Compiled data from the city’s sewage system monthly to track community drug use patterns and understand the depth of opioid use.
Using this data, monitored areas with high opioid use and deployed emergency response resources and abuse prevention interventions to hotspots accordingly.
Utilized similar wastewater testing data and tracking methods to monitor COVID-19 levels and identify outbreaks.
A New Diagnostic Matrix
Testing wastewater for real-time information about key markers of public health — everything from viruses to food contaminants to drug compounds — has been around for decades. But the approach is relatively uncommon in the United States. And no other city is trying to map the needs of residents around the opioid abuse epidemic in this way, said Dr. Rolf Halden, a professor at ASU’s Biodesign Center for Environmental Health Engineering.
“The United States is behind Europe. Every community that has done this work has not abandoned it, which is a testament to how well it works and how successful it is,” said Dr. Halden, who leads the wastewater data collection project in partnership with the City of Tempe.
Here’s how the wastewater analytics project helps the city identify opioid abuse hotspots and deploy resources strategically. Dr. Halden’s team takes raw sewage samples directly from five collection areas of the city for seven consecutive days each month.
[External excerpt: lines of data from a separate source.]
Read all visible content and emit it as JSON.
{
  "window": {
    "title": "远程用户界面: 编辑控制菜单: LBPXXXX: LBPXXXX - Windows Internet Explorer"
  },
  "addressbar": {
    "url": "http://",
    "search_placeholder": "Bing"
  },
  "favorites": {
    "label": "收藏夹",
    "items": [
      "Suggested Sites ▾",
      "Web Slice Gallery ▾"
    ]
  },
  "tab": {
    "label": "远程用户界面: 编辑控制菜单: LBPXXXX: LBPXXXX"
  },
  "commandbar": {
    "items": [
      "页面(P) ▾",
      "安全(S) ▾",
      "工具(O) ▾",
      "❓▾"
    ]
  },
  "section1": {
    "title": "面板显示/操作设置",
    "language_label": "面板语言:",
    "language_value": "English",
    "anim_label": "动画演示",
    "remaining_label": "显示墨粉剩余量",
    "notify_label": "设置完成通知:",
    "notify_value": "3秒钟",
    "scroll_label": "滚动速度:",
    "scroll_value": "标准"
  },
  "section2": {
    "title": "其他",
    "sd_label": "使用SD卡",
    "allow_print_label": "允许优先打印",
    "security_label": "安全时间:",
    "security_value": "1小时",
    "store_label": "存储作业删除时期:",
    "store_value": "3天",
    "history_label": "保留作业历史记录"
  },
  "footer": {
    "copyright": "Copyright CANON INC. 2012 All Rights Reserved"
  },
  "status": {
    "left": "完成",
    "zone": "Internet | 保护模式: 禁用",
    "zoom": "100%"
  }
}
The scientists then test for four different types of opioids: fentanyl, heroin, oxycodone, and codeine.
After processing the samples, the ASU team hands off data to Tempe’s Enterprise GIS and Analytics team. The city can see where elevated levels of the four opioids are, and whether the opioids were metabolized or improperly disposed of. But the data contain no personally identifiable information — there is no way to tie data to specific addresses, neighborhoods or businesses.
All data are then published on the public Tempe Opioid Wastewater Collection Dashboard, created and maintained by Dr. Stephanie Deitrick, Tempe’s Enterprise GIS Manager. Through this dashboard and the Opioid Abuse Probable EMS Calls Dashboard, the information is analyzed by a multidisciplinary team, including Tempe’s Fire Medical and Rescue Department, to determine needed interventions. For example, if the data show a rise in opioid use among people under 18 in one area, the city might ramp up in-school outreach efforts. If one area suddenly becomes a major hotspot, the Tempe Fire Medical and Rescue Department can decide which emergency medical services and overdose prevention resources to move or increase to that area.
After implementing interventions, city officials can then track their potential effectiveness by monitoring changes in wastewater data alongside the EMS calls data. It’s a data feedback loop enabling the city to target its efforts — and, hopefully, prevent abuse and deaths.